Keep only the lines of the material below that contain the word "https". Copy those lines.
- - - - - - -
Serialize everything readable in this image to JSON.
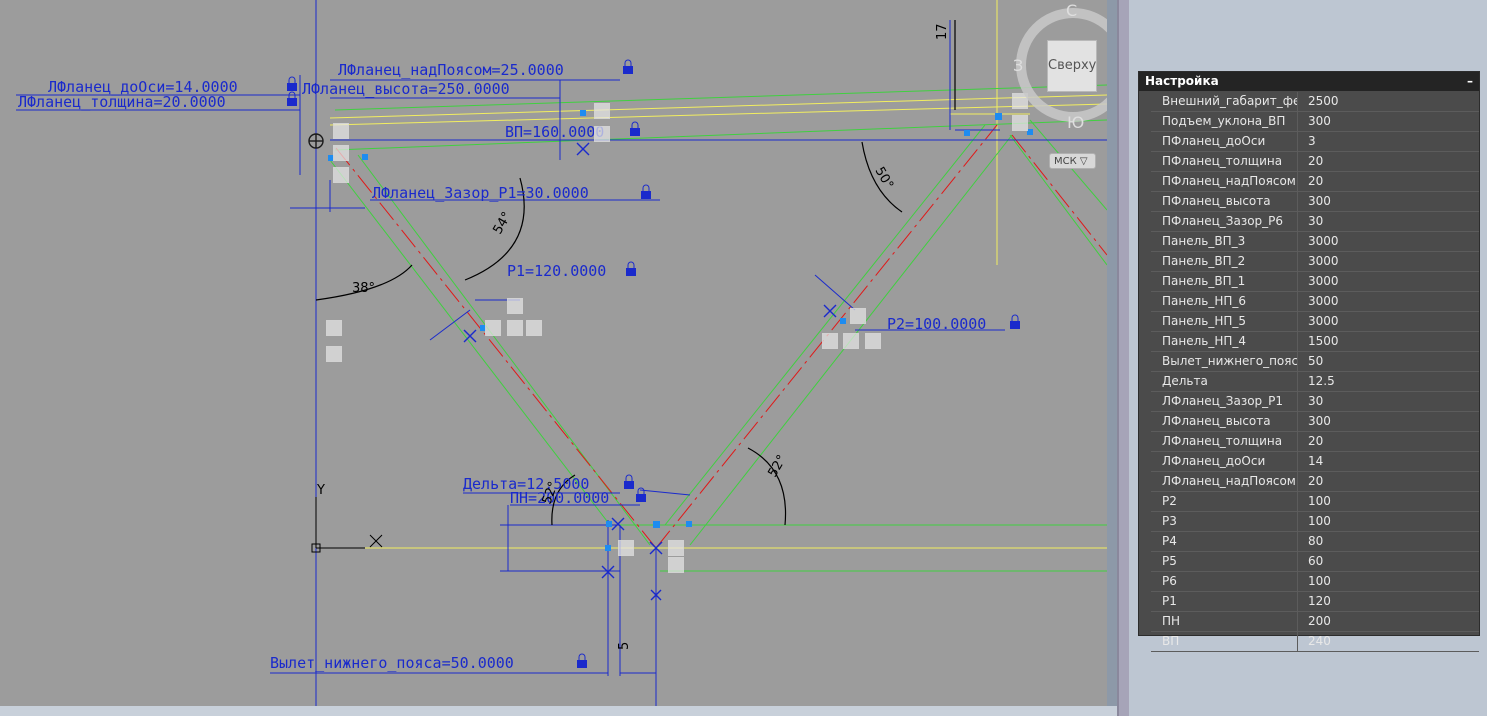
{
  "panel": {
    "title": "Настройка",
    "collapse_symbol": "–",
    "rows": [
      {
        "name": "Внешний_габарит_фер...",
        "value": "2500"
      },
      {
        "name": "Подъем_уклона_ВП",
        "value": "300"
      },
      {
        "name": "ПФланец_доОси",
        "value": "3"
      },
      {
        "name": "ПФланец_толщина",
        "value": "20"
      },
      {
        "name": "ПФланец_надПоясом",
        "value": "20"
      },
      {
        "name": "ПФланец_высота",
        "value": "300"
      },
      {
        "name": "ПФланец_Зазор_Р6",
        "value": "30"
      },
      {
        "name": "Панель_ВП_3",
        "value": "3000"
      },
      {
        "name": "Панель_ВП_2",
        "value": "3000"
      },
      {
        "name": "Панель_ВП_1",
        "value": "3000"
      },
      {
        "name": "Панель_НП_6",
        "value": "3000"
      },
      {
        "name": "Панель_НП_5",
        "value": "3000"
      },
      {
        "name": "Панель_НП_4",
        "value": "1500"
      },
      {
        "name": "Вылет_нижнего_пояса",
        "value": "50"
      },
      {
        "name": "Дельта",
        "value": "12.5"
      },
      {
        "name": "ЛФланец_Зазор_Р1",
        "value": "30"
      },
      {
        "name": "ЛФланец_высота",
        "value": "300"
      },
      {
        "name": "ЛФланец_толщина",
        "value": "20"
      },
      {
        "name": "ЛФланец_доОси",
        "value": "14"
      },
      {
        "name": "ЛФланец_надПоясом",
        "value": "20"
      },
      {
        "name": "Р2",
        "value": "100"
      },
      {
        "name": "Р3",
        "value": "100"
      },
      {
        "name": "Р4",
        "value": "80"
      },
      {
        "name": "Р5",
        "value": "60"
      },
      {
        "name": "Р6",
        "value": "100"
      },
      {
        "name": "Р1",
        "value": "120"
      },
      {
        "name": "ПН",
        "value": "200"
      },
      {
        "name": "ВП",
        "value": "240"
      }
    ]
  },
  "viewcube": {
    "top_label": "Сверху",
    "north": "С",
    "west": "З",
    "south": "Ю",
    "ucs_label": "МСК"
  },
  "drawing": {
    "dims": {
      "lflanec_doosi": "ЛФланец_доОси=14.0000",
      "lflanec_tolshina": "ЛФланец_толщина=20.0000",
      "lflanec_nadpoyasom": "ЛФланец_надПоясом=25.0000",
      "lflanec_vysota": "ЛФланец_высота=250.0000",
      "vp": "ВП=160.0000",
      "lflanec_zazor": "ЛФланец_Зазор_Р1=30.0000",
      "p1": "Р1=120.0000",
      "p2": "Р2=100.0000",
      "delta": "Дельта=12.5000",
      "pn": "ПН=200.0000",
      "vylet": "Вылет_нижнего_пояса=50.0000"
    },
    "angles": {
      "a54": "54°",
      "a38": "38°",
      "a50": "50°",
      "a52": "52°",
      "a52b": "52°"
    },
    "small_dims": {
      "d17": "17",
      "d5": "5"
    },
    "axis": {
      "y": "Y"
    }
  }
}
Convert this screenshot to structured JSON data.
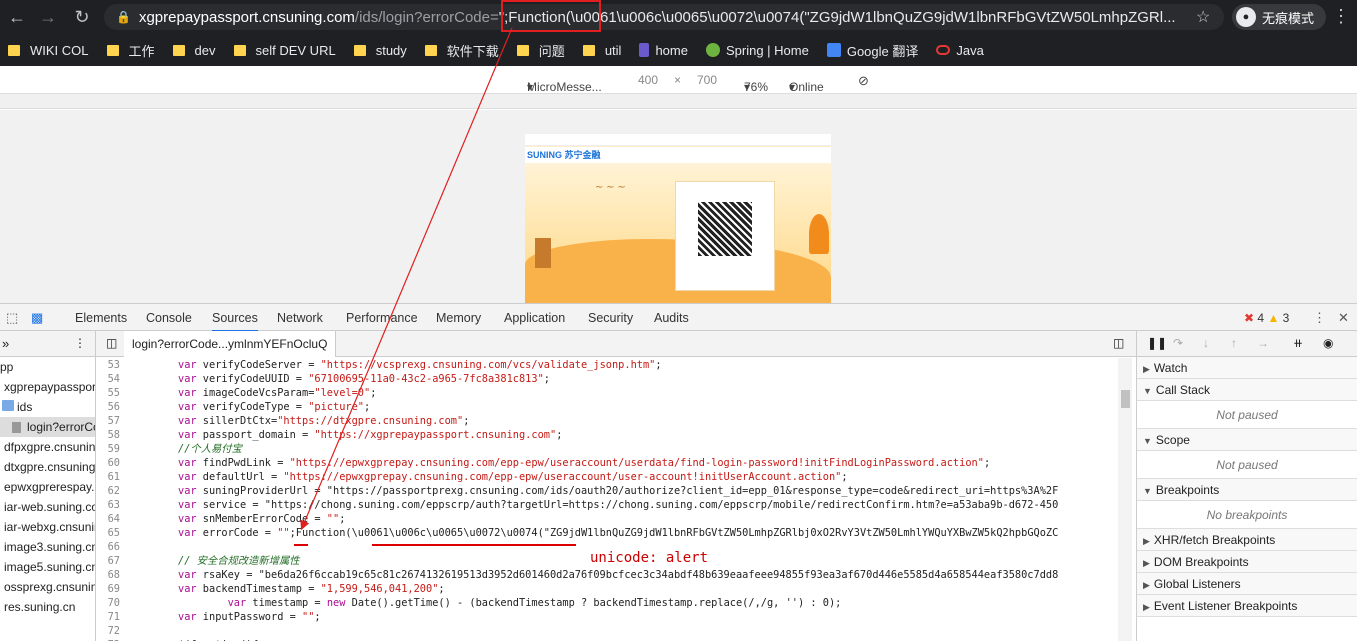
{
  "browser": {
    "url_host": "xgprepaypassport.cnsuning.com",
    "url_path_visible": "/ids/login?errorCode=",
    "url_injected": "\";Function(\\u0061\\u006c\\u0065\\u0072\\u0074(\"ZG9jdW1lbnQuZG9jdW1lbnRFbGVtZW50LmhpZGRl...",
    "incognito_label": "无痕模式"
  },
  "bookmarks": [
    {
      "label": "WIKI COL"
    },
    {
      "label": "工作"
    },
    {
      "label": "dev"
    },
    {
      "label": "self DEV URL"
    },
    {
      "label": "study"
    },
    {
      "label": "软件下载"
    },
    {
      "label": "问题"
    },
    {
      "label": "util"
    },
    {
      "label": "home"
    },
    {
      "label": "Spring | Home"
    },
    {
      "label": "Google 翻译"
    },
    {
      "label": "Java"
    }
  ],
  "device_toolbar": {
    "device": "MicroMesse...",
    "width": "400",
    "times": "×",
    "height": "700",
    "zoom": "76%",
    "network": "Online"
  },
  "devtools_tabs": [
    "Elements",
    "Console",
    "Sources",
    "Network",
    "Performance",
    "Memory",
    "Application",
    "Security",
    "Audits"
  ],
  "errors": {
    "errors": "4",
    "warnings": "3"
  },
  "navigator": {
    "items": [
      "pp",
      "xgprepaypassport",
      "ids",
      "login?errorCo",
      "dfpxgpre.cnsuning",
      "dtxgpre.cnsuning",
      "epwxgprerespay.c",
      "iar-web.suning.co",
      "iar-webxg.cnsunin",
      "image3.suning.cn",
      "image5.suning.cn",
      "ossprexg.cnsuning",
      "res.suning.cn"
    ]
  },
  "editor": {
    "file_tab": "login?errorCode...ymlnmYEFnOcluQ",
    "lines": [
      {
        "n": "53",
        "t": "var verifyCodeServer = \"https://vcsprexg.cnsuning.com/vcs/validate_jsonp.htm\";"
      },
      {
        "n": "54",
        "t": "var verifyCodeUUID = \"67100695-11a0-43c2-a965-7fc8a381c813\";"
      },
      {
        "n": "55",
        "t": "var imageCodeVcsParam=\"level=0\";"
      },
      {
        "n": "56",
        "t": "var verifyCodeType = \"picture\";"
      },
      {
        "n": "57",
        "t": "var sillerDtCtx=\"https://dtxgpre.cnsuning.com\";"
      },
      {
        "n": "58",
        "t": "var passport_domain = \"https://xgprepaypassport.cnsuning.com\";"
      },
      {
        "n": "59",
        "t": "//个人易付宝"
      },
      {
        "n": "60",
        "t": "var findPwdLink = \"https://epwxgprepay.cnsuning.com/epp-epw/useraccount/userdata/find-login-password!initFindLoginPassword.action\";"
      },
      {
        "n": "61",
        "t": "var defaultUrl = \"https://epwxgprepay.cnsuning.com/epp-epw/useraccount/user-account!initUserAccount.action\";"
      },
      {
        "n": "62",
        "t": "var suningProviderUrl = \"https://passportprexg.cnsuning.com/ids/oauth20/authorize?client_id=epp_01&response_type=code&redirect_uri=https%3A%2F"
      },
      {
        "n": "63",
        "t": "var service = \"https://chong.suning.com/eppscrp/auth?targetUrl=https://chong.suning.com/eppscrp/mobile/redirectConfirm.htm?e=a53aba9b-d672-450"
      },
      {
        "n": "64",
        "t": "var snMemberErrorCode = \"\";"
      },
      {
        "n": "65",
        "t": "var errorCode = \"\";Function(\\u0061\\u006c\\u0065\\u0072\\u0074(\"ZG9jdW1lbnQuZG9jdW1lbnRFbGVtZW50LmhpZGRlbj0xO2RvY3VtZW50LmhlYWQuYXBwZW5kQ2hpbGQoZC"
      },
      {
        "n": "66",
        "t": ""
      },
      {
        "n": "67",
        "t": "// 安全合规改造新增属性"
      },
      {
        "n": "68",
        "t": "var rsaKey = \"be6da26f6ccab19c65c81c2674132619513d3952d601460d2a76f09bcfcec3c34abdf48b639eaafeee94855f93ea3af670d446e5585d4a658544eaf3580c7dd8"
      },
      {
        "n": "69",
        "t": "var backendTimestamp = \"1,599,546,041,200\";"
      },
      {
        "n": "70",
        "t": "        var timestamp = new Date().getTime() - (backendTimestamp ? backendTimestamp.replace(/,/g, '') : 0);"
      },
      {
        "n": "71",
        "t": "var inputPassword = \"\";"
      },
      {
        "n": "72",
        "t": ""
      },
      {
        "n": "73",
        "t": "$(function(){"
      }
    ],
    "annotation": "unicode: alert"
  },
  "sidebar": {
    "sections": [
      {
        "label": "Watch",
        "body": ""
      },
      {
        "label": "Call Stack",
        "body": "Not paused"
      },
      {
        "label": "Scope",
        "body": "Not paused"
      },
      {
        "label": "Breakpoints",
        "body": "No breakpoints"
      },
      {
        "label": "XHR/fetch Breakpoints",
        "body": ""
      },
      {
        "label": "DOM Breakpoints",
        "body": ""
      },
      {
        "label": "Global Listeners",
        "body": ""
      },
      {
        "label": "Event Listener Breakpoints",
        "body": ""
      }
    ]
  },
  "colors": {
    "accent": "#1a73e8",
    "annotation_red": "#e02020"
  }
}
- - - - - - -
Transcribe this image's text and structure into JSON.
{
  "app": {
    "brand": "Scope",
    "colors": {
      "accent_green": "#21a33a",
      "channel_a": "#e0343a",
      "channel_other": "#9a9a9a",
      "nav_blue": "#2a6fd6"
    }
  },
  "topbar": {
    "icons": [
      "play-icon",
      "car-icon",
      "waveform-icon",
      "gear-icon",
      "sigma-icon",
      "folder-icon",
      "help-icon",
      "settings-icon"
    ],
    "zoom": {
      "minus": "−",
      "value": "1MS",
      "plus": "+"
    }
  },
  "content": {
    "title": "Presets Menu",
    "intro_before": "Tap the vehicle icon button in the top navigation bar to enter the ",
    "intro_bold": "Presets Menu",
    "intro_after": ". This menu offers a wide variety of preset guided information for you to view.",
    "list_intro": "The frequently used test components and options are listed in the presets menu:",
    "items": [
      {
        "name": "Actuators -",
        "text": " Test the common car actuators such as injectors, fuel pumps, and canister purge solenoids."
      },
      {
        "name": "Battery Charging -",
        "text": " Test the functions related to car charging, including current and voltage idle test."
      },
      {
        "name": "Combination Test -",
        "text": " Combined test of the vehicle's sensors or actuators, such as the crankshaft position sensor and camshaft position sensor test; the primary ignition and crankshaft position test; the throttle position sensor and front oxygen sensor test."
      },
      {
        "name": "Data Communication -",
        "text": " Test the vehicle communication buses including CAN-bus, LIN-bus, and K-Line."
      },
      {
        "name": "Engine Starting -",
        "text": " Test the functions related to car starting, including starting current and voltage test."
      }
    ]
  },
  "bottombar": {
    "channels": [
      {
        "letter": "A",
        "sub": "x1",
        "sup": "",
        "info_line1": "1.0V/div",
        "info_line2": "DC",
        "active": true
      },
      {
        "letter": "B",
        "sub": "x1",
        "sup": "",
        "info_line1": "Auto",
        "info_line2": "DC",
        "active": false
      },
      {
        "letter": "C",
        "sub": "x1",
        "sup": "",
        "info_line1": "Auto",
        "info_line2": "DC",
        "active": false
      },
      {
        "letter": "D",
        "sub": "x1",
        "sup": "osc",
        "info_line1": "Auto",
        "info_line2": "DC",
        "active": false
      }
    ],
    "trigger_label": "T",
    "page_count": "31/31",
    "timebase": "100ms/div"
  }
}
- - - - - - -
Task response =
        "t": "var verifyCodeServer = \"https://vcsprexg.cnsuning.com/vcs/validate_jsonp.htm\";"
        "t": "var sillerDtCtx=\"https://dtxgpre.cnsuning.com\";"
        "t": "var passport_domain = \"https://xgprepaypassport.cnsuning.com\";"
        "t": "var findPwdLink = \"https://epwxgprepay.cnsuning.com/epp-epw/useraccount/userdata/find-login-password!initFindLoginPassword.action\";"
        "t": "var defaultUrl = \"https://epwxgprepay.cnsuning.com/epp-epw/useraccount/user-account!initUserAccount.action\";"
        "t": "var suningProviderUrl = \"https://passportprexg.cnsuning.com/ids/oauth20/authorize?client_id=epp_01&response_type=code&redirect_uri=https%3A%2F"
        "t": "var service = \"https://chong.suning.com/eppscrp/auth?targetUrl=https://chong.suning.com/eppscrp/mobile/redirectConfirm.htm?e=a53aba9b-d672-450"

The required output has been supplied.